MATERIAL PROVIDED:
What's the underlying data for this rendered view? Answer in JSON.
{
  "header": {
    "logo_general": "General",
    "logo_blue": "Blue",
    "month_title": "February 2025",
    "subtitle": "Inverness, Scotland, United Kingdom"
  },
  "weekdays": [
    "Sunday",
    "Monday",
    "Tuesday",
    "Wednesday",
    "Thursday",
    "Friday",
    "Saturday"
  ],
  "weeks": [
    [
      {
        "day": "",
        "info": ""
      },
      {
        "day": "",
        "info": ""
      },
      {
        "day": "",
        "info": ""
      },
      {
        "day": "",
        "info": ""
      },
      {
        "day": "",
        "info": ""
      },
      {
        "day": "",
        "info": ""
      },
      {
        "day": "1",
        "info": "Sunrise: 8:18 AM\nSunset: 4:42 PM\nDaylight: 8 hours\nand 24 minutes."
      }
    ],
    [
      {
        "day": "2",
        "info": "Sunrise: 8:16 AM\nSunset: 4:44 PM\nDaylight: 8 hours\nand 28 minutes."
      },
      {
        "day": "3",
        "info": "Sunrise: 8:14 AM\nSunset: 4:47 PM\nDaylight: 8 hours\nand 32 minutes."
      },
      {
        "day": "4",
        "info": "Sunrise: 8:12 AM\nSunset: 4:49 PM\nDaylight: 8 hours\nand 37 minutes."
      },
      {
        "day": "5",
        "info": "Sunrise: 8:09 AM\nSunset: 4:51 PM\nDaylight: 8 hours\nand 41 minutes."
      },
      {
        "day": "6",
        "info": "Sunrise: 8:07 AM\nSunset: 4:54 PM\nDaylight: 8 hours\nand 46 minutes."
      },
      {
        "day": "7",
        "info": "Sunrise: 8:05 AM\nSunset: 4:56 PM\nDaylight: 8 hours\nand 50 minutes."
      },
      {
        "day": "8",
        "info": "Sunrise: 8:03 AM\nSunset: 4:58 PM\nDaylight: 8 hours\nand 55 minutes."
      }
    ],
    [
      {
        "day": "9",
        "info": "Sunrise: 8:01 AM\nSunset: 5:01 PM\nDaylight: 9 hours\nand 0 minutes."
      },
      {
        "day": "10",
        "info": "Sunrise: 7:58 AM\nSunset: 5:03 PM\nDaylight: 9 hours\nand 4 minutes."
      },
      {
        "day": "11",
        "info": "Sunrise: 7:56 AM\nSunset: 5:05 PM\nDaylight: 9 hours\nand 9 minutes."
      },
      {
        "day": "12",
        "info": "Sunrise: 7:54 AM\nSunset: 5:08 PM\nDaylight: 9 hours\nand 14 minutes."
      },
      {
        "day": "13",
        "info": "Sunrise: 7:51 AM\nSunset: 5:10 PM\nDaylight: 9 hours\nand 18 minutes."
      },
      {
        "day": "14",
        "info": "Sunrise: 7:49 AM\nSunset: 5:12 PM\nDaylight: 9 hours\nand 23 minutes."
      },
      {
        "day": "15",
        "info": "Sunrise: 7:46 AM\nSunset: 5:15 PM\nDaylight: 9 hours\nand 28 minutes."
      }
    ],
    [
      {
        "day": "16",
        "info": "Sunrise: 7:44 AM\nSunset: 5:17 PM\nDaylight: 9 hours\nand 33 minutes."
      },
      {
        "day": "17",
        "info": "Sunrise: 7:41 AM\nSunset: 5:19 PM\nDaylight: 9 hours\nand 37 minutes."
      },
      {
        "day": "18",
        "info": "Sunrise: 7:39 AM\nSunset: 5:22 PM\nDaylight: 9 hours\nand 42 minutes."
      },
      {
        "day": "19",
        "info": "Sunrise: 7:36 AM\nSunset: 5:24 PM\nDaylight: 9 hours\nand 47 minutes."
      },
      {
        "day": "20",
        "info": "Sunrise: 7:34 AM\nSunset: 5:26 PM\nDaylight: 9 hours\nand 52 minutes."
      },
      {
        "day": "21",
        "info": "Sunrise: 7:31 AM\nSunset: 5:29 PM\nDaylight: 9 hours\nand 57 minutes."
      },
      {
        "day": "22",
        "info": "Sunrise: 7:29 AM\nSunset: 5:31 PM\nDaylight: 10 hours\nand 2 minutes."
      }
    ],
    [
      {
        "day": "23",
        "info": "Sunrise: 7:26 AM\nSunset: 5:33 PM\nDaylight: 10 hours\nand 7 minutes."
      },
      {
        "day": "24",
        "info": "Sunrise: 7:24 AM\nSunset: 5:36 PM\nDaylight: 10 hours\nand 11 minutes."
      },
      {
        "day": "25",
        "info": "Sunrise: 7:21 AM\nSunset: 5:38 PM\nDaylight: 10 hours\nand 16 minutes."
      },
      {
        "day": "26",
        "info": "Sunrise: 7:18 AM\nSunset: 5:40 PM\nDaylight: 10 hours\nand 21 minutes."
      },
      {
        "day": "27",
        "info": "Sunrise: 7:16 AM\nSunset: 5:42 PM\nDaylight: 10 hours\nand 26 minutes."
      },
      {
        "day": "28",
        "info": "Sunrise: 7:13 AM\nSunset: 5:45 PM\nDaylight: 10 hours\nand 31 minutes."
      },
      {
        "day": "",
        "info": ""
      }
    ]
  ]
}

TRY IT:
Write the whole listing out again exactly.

EXERCISE OUTPUT:
What's the underlying data for this rendered view? Answer in JSON.
{
  "header": {
    "logo_general": "General",
    "logo_blue": "Blue",
    "month_title": "February 2025",
    "subtitle": "Inverness, Scotland, United Kingdom"
  },
  "weekdays": [
    "Sunday",
    "Monday",
    "Tuesday",
    "Wednesday",
    "Thursday",
    "Friday",
    "Saturday"
  ],
  "weeks": [
    [
      {
        "day": "",
        "info": ""
      },
      {
        "day": "",
        "info": ""
      },
      {
        "day": "",
        "info": ""
      },
      {
        "day": "",
        "info": ""
      },
      {
        "day": "",
        "info": ""
      },
      {
        "day": "",
        "info": ""
      },
      {
        "day": "1",
        "info": "Sunrise: 8:18 AM\nSunset: 4:42 PM\nDaylight: 8 hours\nand 24 minutes."
      }
    ],
    [
      {
        "day": "2",
        "info": "Sunrise: 8:16 AM\nSunset: 4:44 PM\nDaylight: 8 hours\nand 28 minutes."
      },
      {
        "day": "3",
        "info": "Sunrise: 8:14 AM\nSunset: 4:47 PM\nDaylight: 8 hours\nand 32 minutes."
      },
      {
        "day": "4",
        "info": "Sunrise: 8:12 AM\nSunset: 4:49 PM\nDaylight: 8 hours\nand 37 minutes."
      },
      {
        "day": "5",
        "info": "Sunrise: 8:09 AM\nSunset: 4:51 PM\nDaylight: 8 hours\nand 41 minutes."
      },
      {
        "day": "6",
        "info": "Sunrise: 8:07 AM\nSunset: 4:54 PM\nDaylight: 8 hours\nand 46 minutes."
      },
      {
        "day": "7",
        "info": "Sunrise: 8:05 AM\nSunset: 4:56 PM\nDaylight: 8 hours\nand 50 minutes."
      },
      {
        "day": "8",
        "info": "Sunrise: 8:03 AM\nSunset: 4:58 PM\nDaylight: 8 hours\nand 55 minutes."
      }
    ],
    [
      {
        "day": "9",
        "info": "Sunrise: 8:01 AM\nSunset: 5:01 PM\nDaylight: 9 hours\nand 0 minutes."
      },
      {
        "day": "10",
        "info": "Sunrise: 7:58 AM\nSunset: 5:03 PM\nDaylight: 9 hours\nand 4 minutes."
      },
      {
        "day": "11",
        "info": "Sunrise: 7:56 AM\nSunset: 5:05 PM\nDaylight: 9 hours\nand 9 minutes."
      },
      {
        "day": "12",
        "info": "Sunrise: 7:54 AM\nSunset: 5:08 PM\nDaylight: 9 hours\nand 14 minutes."
      },
      {
        "day": "13",
        "info": "Sunrise: 7:51 AM\nSunset: 5:10 PM\nDaylight: 9 hours\nand 18 minutes."
      },
      {
        "day": "14",
        "info": "Sunrise: 7:49 AM\nSunset: 5:12 PM\nDaylight: 9 hours\nand 23 minutes."
      },
      {
        "day": "15",
        "info": "Sunrise: 7:46 AM\nSunset: 5:15 PM\nDaylight: 9 hours\nand 28 minutes."
      }
    ],
    [
      {
        "day": "16",
        "info": "Sunrise: 7:44 AM\nSunset: 5:17 PM\nDaylight: 9 hours\nand 33 minutes."
      },
      {
        "day": "17",
        "info": "Sunrise: 7:41 AM\nSunset: 5:19 PM\nDaylight: 9 hours\nand 37 minutes."
      },
      {
        "day": "18",
        "info": "Sunrise: 7:39 AM\nSunset: 5:22 PM\nDaylight: 9 hours\nand 42 minutes."
      },
      {
        "day": "19",
        "info": "Sunrise: 7:36 AM\nSunset: 5:24 PM\nDaylight: 9 hours\nand 47 minutes."
      },
      {
        "day": "20",
        "info": "Sunrise: 7:34 AM\nSunset: 5:26 PM\nDaylight: 9 hours\nand 52 minutes."
      },
      {
        "day": "21",
        "info": "Sunrise: 7:31 AM\nSunset: 5:29 PM\nDaylight: 9 hours\nand 57 minutes."
      },
      {
        "day": "22",
        "info": "Sunrise: 7:29 AM\nSunset: 5:31 PM\nDaylight: 10 hours\nand 2 minutes."
      }
    ],
    [
      {
        "day": "23",
        "info": "Sunrise: 7:26 AM\nSunset: 5:33 PM\nDaylight: 10 hours\nand 7 minutes."
      },
      {
        "day": "24",
        "info": "Sunrise: 7:24 AM\nSunset: 5:36 PM\nDaylight: 10 hours\nand 11 minutes."
      },
      {
        "day": "25",
        "info": "Sunrise: 7:21 AM\nSunset: 5:38 PM\nDaylight: 10 hours\nand 16 minutes."
      },
      {
        "day": "26",
        "info": "Sunrise: 7:18 AM\nSunset: 5:40 PM\nDaylight: 10 hours\nand 21 minutes."
      },
      {
        "day": "27",
        "info": "Sunrise: 7:16 AM\nSunset: 5:42 PM\nDaylight: 10 hours\nand 26 minutes."
      },
      {
        "day": "28",
        "info": "Sunrise: 7:13 AM\nSunset: 5:45 PM\nDaylight: 10 hours\nand 31 minutes."
      },
      {
        "day": "",
        "info": ""
      }
    ]
  ]
}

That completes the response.